patrolling nearby, he called his mom one last time. She suggested Beacon House.
“It’s the last house on the block,” says Matt. “It’s for people who are deemed hopeless. Guys like me who had burned through insurance. You go in there with the clothes on your back.”
When Huff checked himself into Beacon House, he was not new to treatment centers. He
had been to a total of 18. They didn’t work. Except something about Beacon House was different.
“They allowed me to treat the underlying problems associated with my alcoholism rather than just physical abstinence. They provided me a safe place to begin unpacking some of that stuff and taught me emotional sobriety.”
Matt did not start using meth and heroin as a coping mechanism. He started using it because it was fun. A step up from the drugs he and other friends were doing. But when his own father committed suicide in 2013, Matt describes himself as having “crossed the invisible line.”
He used that as an excuse to do whatever he wanted. A mindset that led him on a self-destructive road toward illegal hustles, fraudulent businesses, insincere trips to rehabs to gain people’s trust, and then continuing the cycle all over the country.
At Beacon House and through AA, Matt was finally able to address his mindset, emotional trauma, and self-described “child-like solutions to adult problems.”
Beacon House’s structure was strikingly different from other rehab centers Matt had tried, notably its personnel. Everyone who works with the residents at Beacon House is a graduate of the program.
“It wasn’t like I was getting scolded. I was getting presented information and the reason people saw me so clearly is because they were getting past the same problems or had already gone through this. It was always coming from a place of help, not a place of scolding, from people who had depth and weight in what I was struggling with.”
Matt describes it as the hardest thing he’s ever had to do in life.
“Lifelong conceptions and driving creeds, and hyper masculinity, and ego—all these things had to be thrown aside. It felt like an identity crisis, it felt like I was losing my entire self. But I had to realize that all my decisions had led me to this place. I couldn’t argue with the facts.”
A Turning Point
Matt’s day of realization came a few weeks into the program when he was presented some seriously hard truths about himself. He found himself talking trash on the program, and a friend pointing out that he couldn’t be trusted. He would change who he was depending on the situation. In that moment, Matt had to confront himself down to his core, and realize he couldn’t reach his goal the way he was, alone.
That night Matt gave in to the steps of AA. He accepted a higher power. He made the decision to move forward on the clear and simple path that would lead to a better life for himself. He leaned on the “family” that was his fellow Beacon House residents, and he allowed his family to lean on him.
“You can learn something from every guy at the house,” says Matt. “They’re all moving in the same direction as you, but they’re all at different stages of their journey.”
Matt’s Date of Sobriety is November 28, 2018.
In 2016, Matt’s mom had cameras and alarms installed at her house, fearful of her own son.
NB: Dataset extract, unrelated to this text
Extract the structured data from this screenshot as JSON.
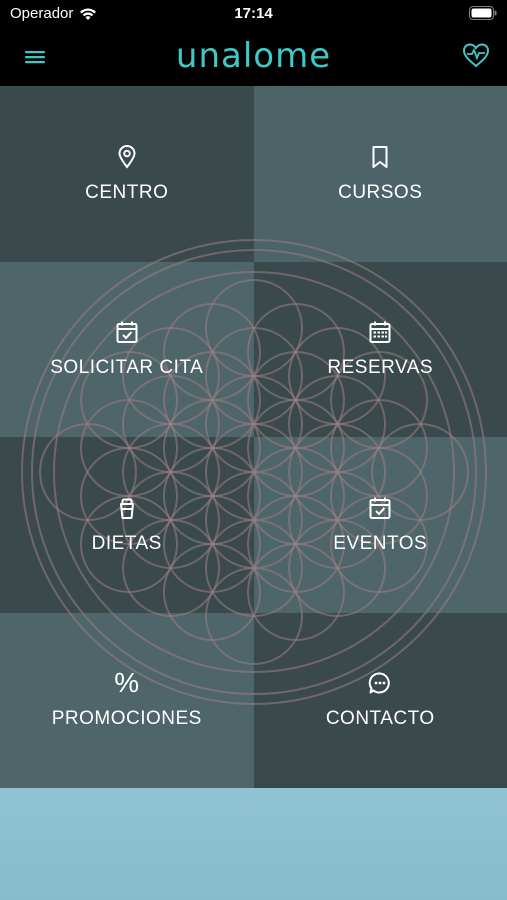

These days, she leaves the backdoor unlocked so that Matt can come over a little early and watch football before their weekly Monday night dinners.
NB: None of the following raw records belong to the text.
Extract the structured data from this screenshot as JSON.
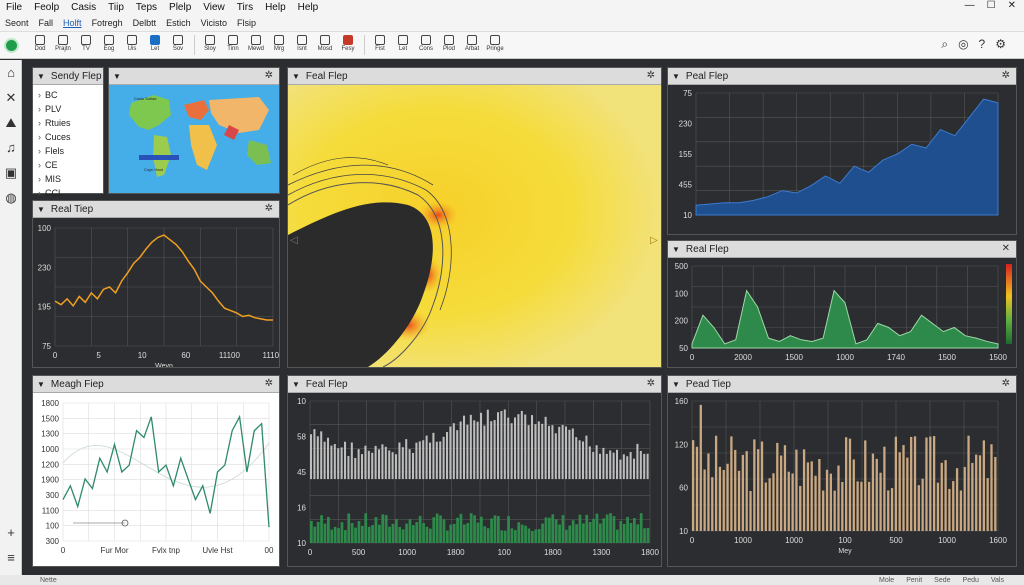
{
  "menu": [
    "File",
    "Feolp",
    "Casis",
    "Tiip",
    "Teps",
    "Plelp",
    "View",
    "Tirs",
    "Help",
    "Help"
  ],
  "menu2": [
    "Seont",
    "Fall",
    "Holft",
    "Fotregh",
    "Delbtt",
    "Estich",
    "Vicisto",
    "Flsip"
  ],
  "menu2_active": 2,
  "window_controls": [
    "—",
    "☐",
    "✕"
  ],
  "toolbar": [
    "Dod",
    "Prajtn",
    "TV",
    "Eog",
    "Uis",
    "Let",
    "Sov",
    "Sloy",
    "Tinn",
    "Mewd",
    "Mrg",
    "Isnt",
    "Mosd",
    "Fesy",
    "Fist",
    "Let",
    "Cons",
    "Plod",
    "Arbat",
    "Pringe"
  ],
  "toolbar_right": [
    "search-icon",
    "target-icon",
    "help-icon",
    "gear-icon"
  ],
  "sidebar": [
    "home-icon",
    "close-icon",
    "map-icon",
    "note-icon",
    "image-icon",
    "globe-icon"
  ],
  "sidebar_bottom": [
    "plus-icon",
    "menu-icon"
  ],
  "panels": {
    "sendy": {
      "title": "Sendy Flep",
      "items": [
        "BC",
        "PLV",
        "Rtuies",
        "Cuces",
        "Flels",
        "CE",
        "MIS",
        "CCL"
      ]
    },
    "map": {
      "title": "",
      "labels": [
        "Cosis Sotiad",
        "Coyn Haot"
      ]
    },
    "real1": {
      "title": "Real Tiep"
    },
    "heat": {
      "title": "Feal Flep"
    },
    "real2": {
      "title": "Peal Flep"
    },
    "real3": {
      "title": "Real Flep"
    },
    "meagh": {
      "title": "Meagh Fiep"
    },
    "feal": {
      "title": "Feal Flep"
    },
    "pead": {
      "title": "Pead Tiep"
    }
  },
  "status": {
    "left": "Nette",
    "right": [
      "Mole",
      "Penit",
      "Sede",
      "Pedu",
      "Vals"
    ]
  },
  "chart_data": [
    {
      "name": "real-tiep",
      "type": "line",
      "x_ticks": [
        "0",
        "5",
        "10",
        "60",
        "11100",
        "11100"
      ],
      "y_ticks": [
        "100",
        "230",
        "195",
        "75"
      ],
      "xlabel": "Weyn",
      "values": [
        0.62,
        0.65,
        0.6,
        0.66,
        0.58,
        0.63,
        0.55,
        0.6,
        0.52,
        0.5,
        0.55,
        0.45,
        0.38,
        0.3,
        0.25,
        0.18,
        0.12,
        0.08,
        0.06,
        0.1,
        0.14,
        0.2,
        0.28,
        0.35,
        0.45,
        0.5,
        0.55,
        0.62,
        0.68,
        0.7,
        0.72,
        0.75,
        0.74,
        0.76,
        0.77,
        0.78,
        0.78
      ]
    },
    {
      "name": "peal-flep",
      "type": "area",
      "y_ticks": [
        "75",
        "230",
        "155",
        "455",
        "10"
      ],
      "values": [
        0.92,
        0.91,
        0.9,
        0.9,
        0.88,
        0.85,
        0.8,
        0.82,
        0.76,
        0.68,
        0.74,
        0.6,
        0.65,
        0.55,
        0.5,
        0.42,
        0.45,
        0.3,
        0.35,
        0.2,
        0.05,
        0.08
      ]
    },
    {
      "name": "real-flep",
      "type": "area",
      "x_ticks": [
        "0",
        "2000",
        "1500",
        "1000",
        "1740",
        "1500",
        "1500"
      ],
      "y_ticks": [
        "500",
        "100",
        "200",
        "50"
      ],
      "values": [
        0.95,
        0.6,
        0.75,
        0.95,
        0.9,
        0.3,
        0.5,
        0.88,
        0.92,
        0.85,
        0.9,
        0.92,
        0.88,
        0.3,
        0.45,
        0.95,
        0.9,
        0.7,
        0.75,
        0.85,
        0.8,
        0.6,
        0.7,
        0.8,
        0.75,
        0.85,
        0.88,
        0.92,
        0.95
      ]
    },
    {
      "name": "meagh-fiep",
      "type": "line",
      "x_ticks": [
        "0",
        "Fur Mor",
        "Fvlx tnp",
        "Uvle Hst",
        "00"
      ],
      "y_ticks": [
        "1800",
        "1500",
        "1300",
        "1000",
        "1200",
        "1900",
        "300",
        "1100",
        "100",
        "300"
      ],
      "values": [
        0.7,
        0.6,
        0.75,
        0.55,
        0.62,
        0.4,
        0.5,
        0.3,
        0.5,
        0.45,
        0.2,
        0.25,
        0.1,
        0.5,
        0.45,
        0.6,
        0.4,
        0.55,
        0.7,
        0.6,
        0.8,
        0.5,
        0.45,
        0.2,
        0.1,
        0.5,
        0.2,
        0.15,
        0.9
      ]
    },
    {
      "name": "feal-flep",
      "type": "bar",
      "x_ticks": [
        "0",
        "500",
        "1000",
        "1800",
        "100",
        "1800",
        "1300",
        "1800"
      ],
      "y_ticks": [
        "10",
        "58",
        "45",
        "16",
        "10"
      ],
      "seed": 7
    },
    {
      "name": "pead-tiep",
      "type": "bar",
      "x_ticks": [
        "0",
        "1000",
        "1000",
        "100",
        "500",
        "1000",
        "1600"
      ],
      "y_ticks": [
        "160",
        "120",
        "60",
        "10"
      ],
      "xlabel": "Mey",
      "seed": 3
    }
  ]
}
Beacon House Thrift Shop is a social enterprise program of the Beacon House Association of San Pedro, a state-certified, residential substance abuse recovery program for men and a 501(c)(3) non-profit organization. The men of Beacon House work at the thrift shop to practice the life and job skills they need to build a successful future, while 100% of proceeds from second-hand donation sales benefit the recovery program that gives these men a second chance at life! We accept donations from the community and always have a wide variety of items available – furniture, household goods, clothing, and more – all at reasonable prices.
Learn more at beaconhousethrift.org.